Order of Operations
Chapter 1, Section 4
 Exponents
 An exponential expression is b^{n}.
 b is called the base and n is called the exponent.
 b^{n} means multiply b by itself n times.

 Roots and Radicals
 A radical expression is .
 is the radical sign,
a is the radicand, and
m is the index.
 means the square root of a.
 The principal (or positive) square root of the number 'a' is written and is equal to the positive number that when multiplied by itself gives 'a'.
 means the cube root of a.
 means the m^{th} root of a.
 if
.
 Order of Operations
 These are general steps.
 Sometimes the steps must be applied to each term, as in the example in the table below,
and then applied to the whole expression.
 Example used in table: evaluate (5[3  6]  7)^{2}  (7  13)  3^{4}

Steps

Example

Remove grouping symbols: (), {}, [].
Work from innermost out.

(5[3]  7)^{2}  (6)  3^{4}
(15  7)^{2} + 6  3^{4}
8^{2} + 6  3^{4}

Evaluate all terms containing exponents and roots.

64 + 6  81

Evaluate all multiplictions and/or divisions in the
order they occur, working left to right.

Already did this step inside previous terms.

Evaluate all additions and/or subtractions in the
order they occur, working left to right.

70  81
11

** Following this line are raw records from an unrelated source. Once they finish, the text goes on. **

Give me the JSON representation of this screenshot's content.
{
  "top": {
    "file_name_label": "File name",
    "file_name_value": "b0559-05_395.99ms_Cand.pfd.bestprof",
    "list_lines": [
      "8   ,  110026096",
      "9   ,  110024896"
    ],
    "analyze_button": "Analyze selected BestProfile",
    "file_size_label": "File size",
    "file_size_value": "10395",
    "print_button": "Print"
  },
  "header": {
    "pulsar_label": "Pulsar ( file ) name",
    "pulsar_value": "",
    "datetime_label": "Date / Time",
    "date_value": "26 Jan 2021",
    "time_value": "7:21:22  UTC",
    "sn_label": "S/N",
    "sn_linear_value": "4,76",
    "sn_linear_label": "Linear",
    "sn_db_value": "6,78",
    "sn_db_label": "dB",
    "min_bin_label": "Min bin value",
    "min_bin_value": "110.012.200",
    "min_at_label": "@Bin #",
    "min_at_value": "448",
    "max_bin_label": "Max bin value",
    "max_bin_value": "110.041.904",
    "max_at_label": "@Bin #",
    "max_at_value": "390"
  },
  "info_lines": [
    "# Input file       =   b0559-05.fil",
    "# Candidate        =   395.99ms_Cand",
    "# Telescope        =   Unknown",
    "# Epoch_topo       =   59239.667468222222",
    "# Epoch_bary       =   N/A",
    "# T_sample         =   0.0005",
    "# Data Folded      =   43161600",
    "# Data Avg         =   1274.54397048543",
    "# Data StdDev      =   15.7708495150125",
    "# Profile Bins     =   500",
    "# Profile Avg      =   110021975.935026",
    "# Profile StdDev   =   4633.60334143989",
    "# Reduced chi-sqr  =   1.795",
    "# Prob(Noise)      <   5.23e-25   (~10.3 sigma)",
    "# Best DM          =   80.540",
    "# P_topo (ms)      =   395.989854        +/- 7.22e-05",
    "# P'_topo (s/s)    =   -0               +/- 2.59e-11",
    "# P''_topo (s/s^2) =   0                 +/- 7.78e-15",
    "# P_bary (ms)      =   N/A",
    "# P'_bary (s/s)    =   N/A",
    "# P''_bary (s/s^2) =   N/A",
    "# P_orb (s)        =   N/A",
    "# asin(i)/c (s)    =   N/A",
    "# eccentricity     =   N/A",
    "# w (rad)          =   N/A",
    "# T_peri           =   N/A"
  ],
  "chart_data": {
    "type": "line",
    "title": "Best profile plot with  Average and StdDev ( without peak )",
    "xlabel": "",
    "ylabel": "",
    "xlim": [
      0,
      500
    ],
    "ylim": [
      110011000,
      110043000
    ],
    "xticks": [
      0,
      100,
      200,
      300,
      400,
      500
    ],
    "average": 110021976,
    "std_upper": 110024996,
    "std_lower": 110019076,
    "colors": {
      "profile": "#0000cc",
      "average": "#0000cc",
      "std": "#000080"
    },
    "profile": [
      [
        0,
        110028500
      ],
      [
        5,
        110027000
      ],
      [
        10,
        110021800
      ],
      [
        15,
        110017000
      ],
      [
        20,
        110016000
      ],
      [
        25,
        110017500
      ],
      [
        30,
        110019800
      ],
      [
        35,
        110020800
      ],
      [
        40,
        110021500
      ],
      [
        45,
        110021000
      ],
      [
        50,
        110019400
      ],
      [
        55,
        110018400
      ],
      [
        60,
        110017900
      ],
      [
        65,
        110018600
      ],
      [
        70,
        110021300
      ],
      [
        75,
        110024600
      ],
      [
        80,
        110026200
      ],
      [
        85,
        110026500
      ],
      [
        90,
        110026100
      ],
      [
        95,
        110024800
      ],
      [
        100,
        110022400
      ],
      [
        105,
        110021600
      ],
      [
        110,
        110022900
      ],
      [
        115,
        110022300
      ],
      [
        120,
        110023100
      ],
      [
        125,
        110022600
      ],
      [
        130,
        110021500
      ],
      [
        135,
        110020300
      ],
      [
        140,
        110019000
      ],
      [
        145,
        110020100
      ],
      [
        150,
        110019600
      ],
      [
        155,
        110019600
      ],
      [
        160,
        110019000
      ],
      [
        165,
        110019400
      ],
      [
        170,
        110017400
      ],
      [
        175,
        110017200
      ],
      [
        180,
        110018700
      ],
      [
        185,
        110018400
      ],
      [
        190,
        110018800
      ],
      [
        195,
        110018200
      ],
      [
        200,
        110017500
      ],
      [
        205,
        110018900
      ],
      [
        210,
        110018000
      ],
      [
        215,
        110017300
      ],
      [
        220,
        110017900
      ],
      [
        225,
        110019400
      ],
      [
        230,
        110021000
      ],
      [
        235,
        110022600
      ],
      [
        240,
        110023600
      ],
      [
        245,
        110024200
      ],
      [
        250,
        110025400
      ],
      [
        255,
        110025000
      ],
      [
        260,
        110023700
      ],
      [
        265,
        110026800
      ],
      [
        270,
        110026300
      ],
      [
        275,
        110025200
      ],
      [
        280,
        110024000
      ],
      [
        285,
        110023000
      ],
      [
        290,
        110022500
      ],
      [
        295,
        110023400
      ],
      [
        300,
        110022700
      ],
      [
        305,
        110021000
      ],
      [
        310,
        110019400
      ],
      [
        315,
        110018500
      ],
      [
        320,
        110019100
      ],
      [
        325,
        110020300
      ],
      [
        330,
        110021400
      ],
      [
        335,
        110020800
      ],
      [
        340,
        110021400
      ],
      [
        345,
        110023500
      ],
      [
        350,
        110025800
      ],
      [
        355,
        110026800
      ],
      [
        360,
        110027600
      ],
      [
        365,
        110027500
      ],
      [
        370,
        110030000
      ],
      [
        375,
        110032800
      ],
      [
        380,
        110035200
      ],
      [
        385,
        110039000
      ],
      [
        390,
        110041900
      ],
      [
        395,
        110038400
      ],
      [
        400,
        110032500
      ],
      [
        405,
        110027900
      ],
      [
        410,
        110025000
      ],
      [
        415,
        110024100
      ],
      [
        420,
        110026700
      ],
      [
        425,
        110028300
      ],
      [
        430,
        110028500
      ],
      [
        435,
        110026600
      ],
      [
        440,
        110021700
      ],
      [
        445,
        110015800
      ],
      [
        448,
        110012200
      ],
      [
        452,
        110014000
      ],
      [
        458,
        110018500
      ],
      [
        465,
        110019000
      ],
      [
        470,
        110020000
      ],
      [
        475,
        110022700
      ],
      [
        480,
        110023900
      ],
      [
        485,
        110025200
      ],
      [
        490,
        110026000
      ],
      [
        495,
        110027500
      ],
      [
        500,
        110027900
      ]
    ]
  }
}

 Note how the steps were followed inside grouping symbols and then followed
on the whole expression.
 Evaluating Expressions for a Specific Variable Value
 This amounts to "plugging it in."
 Example: evaluate 10(x  3)^{3}  (7  x^{2}) at x = 5.

Plug "5" in for each "x" in the expression

10(5  3)^{2}  (7  (5)^{2})

Evaluate using "order of operations" steps

10(8)^{2}  (7  25)
10(64)  (18)
640 + 18
658